Your prizing should be appealing to your target audience (based off what you know about their interests, demographic, and location) and relate to your products and brand. This way you can appeal to your current customers and bring in new consumers who might find your products interesting.
Things to Consider:
What are key characteristics and interests of my target customer?
How do those overlap with my brand and product offering?
What would be appealing to my target customer AND relate to my brand?
Example: Barb’s Beauty Bar
For example, say a beauty company called Barb’s Beauty Bar wants to run a contest to drive loyalty membership. They sell organic, cruelty free beauty products to trendy 15-30 year old women in North America.

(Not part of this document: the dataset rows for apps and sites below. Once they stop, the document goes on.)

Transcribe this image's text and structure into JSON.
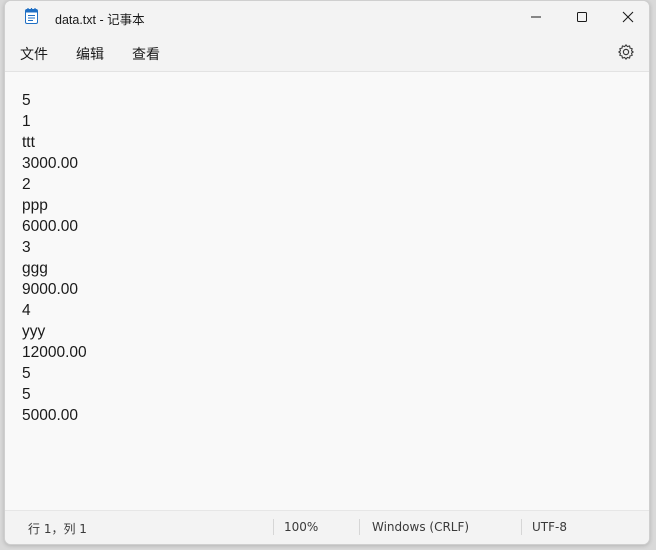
{
  "window": {
    "title": "data.txt - 记事本"
  },
  "menu": {
    "items": [
      "文件",
      "编辑",
      "查看"
    ]
  },
  "editor": {
    "lines": [
      "5",
      "1",
      "ttt",
      "3000.00",
      "2",
      "ppp",
      "6000.00",
      "3",
      "ggg",
      "9000.00",
      "4",
      "yyy",
      "12000.00",
      "5",
      "5",
      "5000.00"
    ]
  },
  "status": {
    "position": "行 1，列 1",
    "zoom": "100%",
    "line_ending": "Windows (CRLF)",
    "encoding": "UTF-8"
  },
  "icons": {
    "app": "notepad-icon",
    "minimize": "minimize-icon",
    "maximize": "maximize-icon",
    "close": "close-icon",
    "settings": "gear-icon"
  },
  "colors": {
    "accent": "#0067c0",
    "background": "#f9f9f9",
    "chrome": "#f3f3f3"
  }
}
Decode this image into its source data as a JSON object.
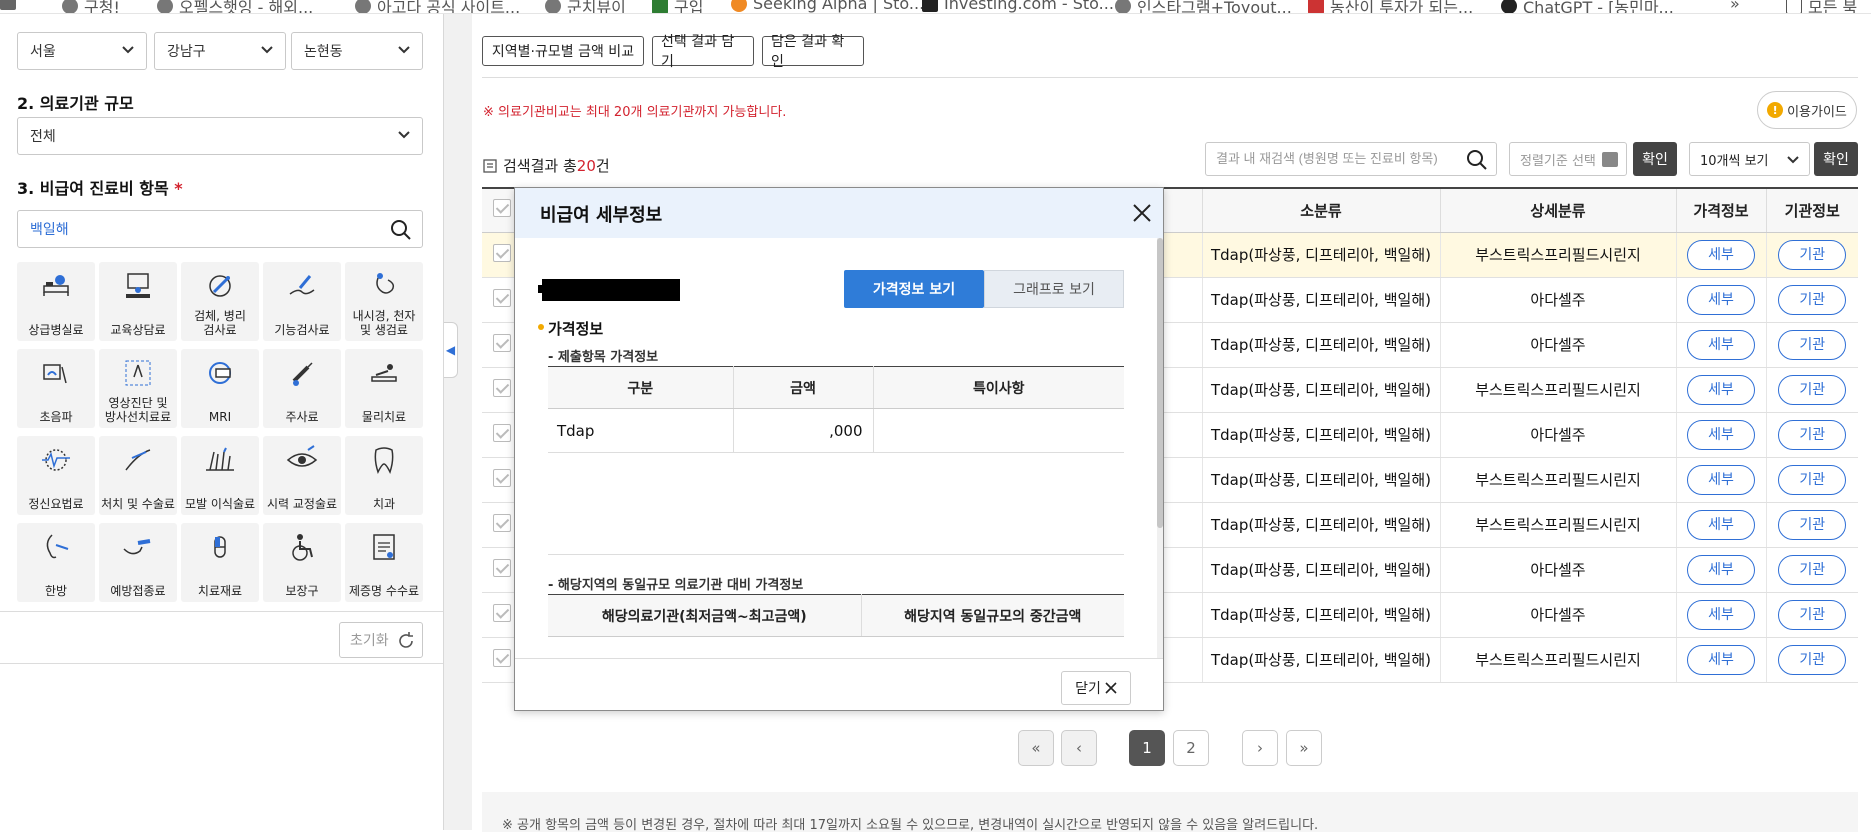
{
  "bookmarks": [
    {
      "label": "구청!",
      "icon": "globe-icon"
    },
    {
      "label": "오펠스햇잉 - 해외...",
      "icon": "globe-icon"
    },
    {
      "label": "아고다 공식 사이트...",
      "icon": "globe-icon"
    },
    {
      "label": "군치뷰이",
      "icon": "globe-icon"
    },
    {
      "label": "구입",
      "icon": "user-icon"
    },
    {
      "label": "Seeking Alpha | Sto...",
      "icon": "alpha-icon"
    },
    {
      "label": "Investing.com - Sto...",
      "icon": "inv-icon"
    },
    {
      "label": "인스타그램+Toyout...",
      "icon": "globe-icon"
    },
    {
      "label": "농산이 투자가 되는...",
      "icon": "doc-icon"
    },
    {
      "label": "ChatGPT - [농민마...",
      "icon": "chatgpt-icon"
    },
    {
      "label": "»",
      "icon": ""
    },
    {
      "label": "모든 북",
      "icon": "folder-icon"
    }
  ],
  "filters": {
    "region1": "서울",
    "region2": "강남구",
    "region3": "논현동",
    "size_title": "2. 의료기관 규모",
    "size_value": "전체",
    "item_title": "3. 비급여 진료비 항목",
    "item_required": "*",
    "search_placeholder": "백일해",
    "reset_label": "초기화"
  },
  "categories": [
    {
      "label": "상급병실료",
      "icon": "hospital-bed-icon"
    },
    {
      "label": "교육상담료",
      "icon": "counseling-icon"
    },
    {
      "label": "검체, 병리\n검사료",
      "icon": "microscope-icon"
    },
    {
      "label": "기능검사료",
      "icon": "function-test-icon"
    },
    {
      "label": "내시경, 천자\n및 생검료",
      "icon": "endoscope-icon"
    },
    {
      "label": "초음파",
      "icon": "ultrasound-icon"
    },
    {
      "label": "영상진단 및\n방사선치료료",
      "icon": "radiation-icon"
    },
    {
      "label": "MRI",
      "icon": "mri-icon"
    },
    {
      "label": "주사료",
      "icon": "syringe-icon"
    },
    {
      "label": "물리치료",
      "icon": "physical-therapy-icon"
    },
    {
      "label": "정신요법료",
      "icon": "brain-icon"
    },
    {
      "label": "처치 및 수술료",
      "icon": "surgery-icon"
    },
    {
      "label": "모발 이식술료",
      "icon": "hair-icon"
    },
    {
      "label": "시력 교정술료",
      "icon": "eye-icon"
    },
    {
      "label": "치과",
      "icon": "tooth-icon"
    },
    {
      "label": "한방",
      "icon": "acupuncture-icon"
    },
    {
      "label": "예방접종료",
      "icon": "vaccine-icon"
    },
    {
      "label": "치료재료",
      "icon": "capsule-icon"
    },
    {
      "label": "보장구",
      "icon": "wheelchair-icon"
    },
    {
      "label": "제증명 수수료",
      "icon": "certificate-icon"
    }
  ],
  "main": {
    "btn_compare": "지역별·규모별 금액 비교",
    "btn_save": "선택 결과 담기",
    "btn_check": "담은 결과 확인",
    "notice": "※ 의료기관비교는 최대 20개 의료기관까지 가능합니다.",
    "guide": "이용가이드",
    "result_prefix": "검색결과 총",
    "result_count": "20",
    "result_suffix": "건",
    "re_search_placeholder": "결과 내 재검색 (병원명 또는 진료비 항목)",
    "sort_label": "정렬기준 선택",
    "confirm": "확인",
    "per_page": "10개씩 보기",
    "footer_note": "※ 공개 항목의 금액 등이 변경된 경우, 절차에 따라 최대 17일까지 소요될 수 있으므로, 변경내역이 실시간으로 반영되지 않을 수 있음을 알려드립니다."
  },
  "table": {
    "headers": {
      "sub": "소분류",
      "detail": "상세분류",
      "price": "가격정보",
      "org": "기관정보"
    },
    "price_btn": "세부",
    "org_btn": "기관",
    "rows": [
      {
        "sub": "Tdap(파상풍, 디프테리아, 백일해)",
        "detail": "부스트릭스프리필드시린지"
      },
      {
        "sub": "Tdap(파상풍, 디프테리아, 백일해)",
        "detail": "아다셀주"
      },
      {
        "sub": "Tdap(파상풍, 디프테리아, 백일해)",
        "detail": "아다셀주"
      },
      {
        "sub": "Tdap(파상풍, 디프테리아, 백일해)",
        "detail": "부스트릭스프리필드시린지"
      },
      {
        "sub": "Tdap(파상풍, 디프테리아, 백일해)",
        "detail": "아다셀주"
      },
      {
        "sub": "Tdap(파상풍, 디프테리아, 백일해)",
        "detail": "부스트릭스프리필드시린지"
      },
      {
        "sub": "Tdap(파상풍, 디프테리아, 백일해)",
        "detail": "부스트릭스프리필드시린지"
      },
      {
        "sub": "Tdap(파상풍, 디프테리아, 백일해)",
        "detail": "아다셀주"
      },
      {
        "sub": "Tdap(파상풍, 디프테리아, 백일해)",
        "detail": "아다셀주"
      },
      {
        "sub": "Tdap(파상풍, 디프테리아, 백일해)",
        "detail": "부스트릭스프리필드시린지"
      }
    ]
  },
  "pagination": {
    "first": "«",
    "prev": "‹",
    "pages": [
      "1",
      "2"
    ],
    "active": "1",
    "next": "›",
    "last": "»"
  },
  "modal": {
    "title": "비급여 세부정보",
    "tab_price": "가격정보 보기",
    "tab_graph": "그래프로 보기",
    "section": "가격정보",
    "caption1": "- 제출항목 가격정보",
    "col_div": "구분",
    "col_amount": "금액",
    "col_note": "특이사항",
    "row_div": "Tdap",
    "row_amount": ",000",
    "row_note": "",
    "caption2": "- 해당지역의 동일규모 의료기관 대비 가격정보",
    "col_range": "해당의료기관(최저금액~최고금액)",
    "col_median": "해당지역 동일규모의 중간금액",
    "close": "닫기"
  },
  "colors": {
    "accent": "#2f7cd8",
    "required": "#d3232f",
    "selected_row": "#fff9e1"
  }
}
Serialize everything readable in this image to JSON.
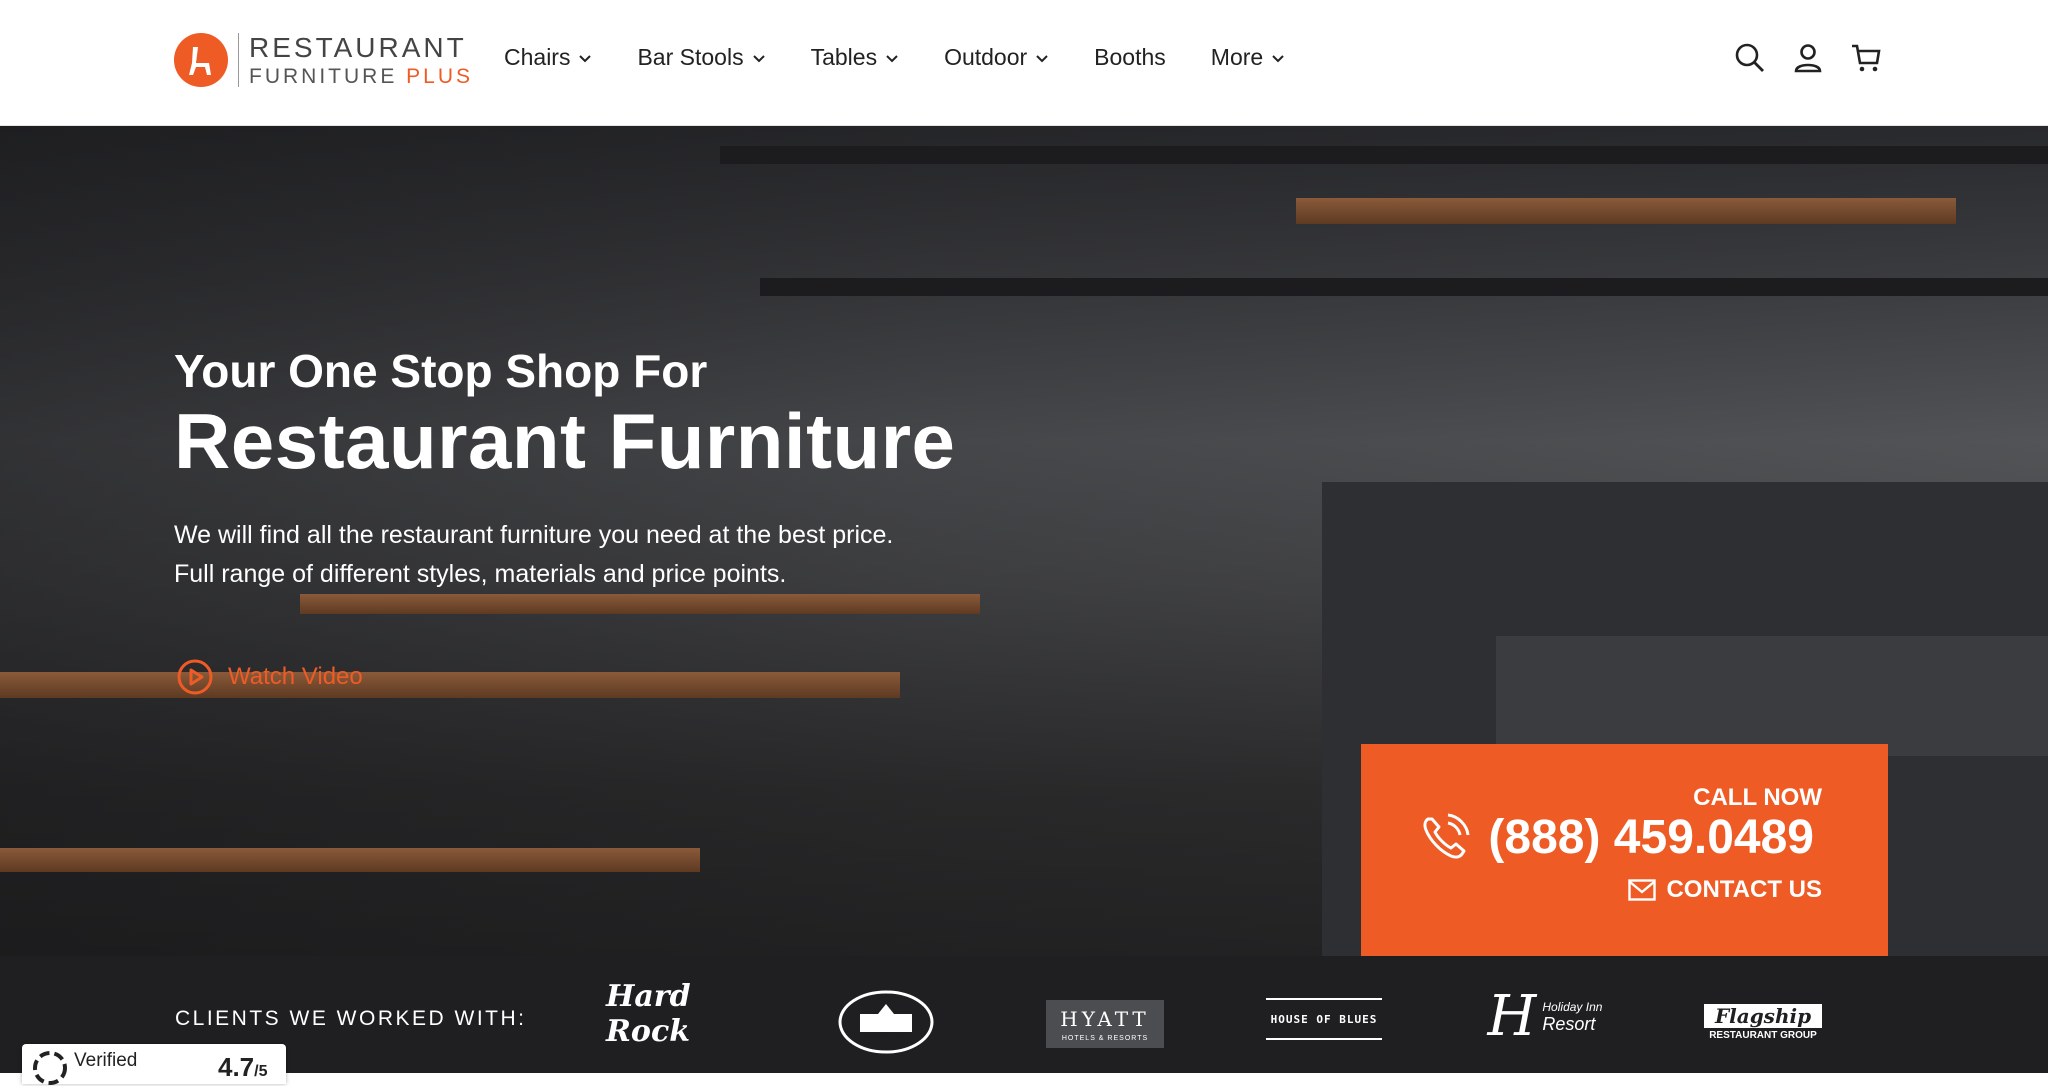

A Good Prize Example: Barb’s Beauty Bar decides to offer a Trip to NY Fashion Week as a prize in their next promotion.
Not-As-Good Prize Example: Barb’s Beauty Bar decides to offer a trip to Paris as a prize in their next promotion.
While a trip to Paris is definitely an appealing prize, it doesn’t have anything to do with what Barb’s Beauty Bar sells. It’s likely to attract people who want to go to Paris, but not necessarily people who are interested in their products.
The Trip to NY Fashion Week is a better prize because it’s something that Barb’s Beauty Bar’s current customers (trendy 15-30 year old women) will want. And it will generate qualified leads from other consumers who sign up to win. After all, if they want to go to NY Fashion Week, they are definitely interested in fashion and would likely be interested in Barb’s Beauty Bar’s fashion focused products.
Step Three: Refine Options
Now that you have a list of strategic prize options, it’s time to narrow down your list of prize ideas.
The refinement stage is where you start to think about value. Your grand prize needs to worth the amount of effort to engage with your contest.
No one is going to fill out a form for the chance to win a $10 gift card. Customers may want the gift card. But they aren’t willing to do much to get it.
Instant win prizes on the other hand can have less value. It’s the potential and immediacy of winning that is appealing. So decide if your prize idea would be better suited to a instant win prize (less value, but could be immediately available) or a grand prize (high value, but awarded later).
This is also when you need to consider the reality of budget. Can you afford to offer that prize? If your budget is tight, look for opportunities to work with a Prize Partner. They can be a great way to reduce the cost of prizing and cross promote your contest.
Is my prize valuable enough to drive registrations?
OR is it appealing enough to drive repetitive engagement?
Can I afford to offer it OR is there an opportunity to work with a prize partner?
The Bottom Line
Because your prizing is what motivates consumers to register for your promotion, it can have significant impact on your ROI. The best prizes are both:
Appealing to your consumers and make engaging worth their time (ie not a $10 gift card)
Related to your business and attract the type of consumers you want to target
It’s time to let those “free iPad” contests die. Choose strategic prizes and attract qualified leads with your contest or sweepstakes.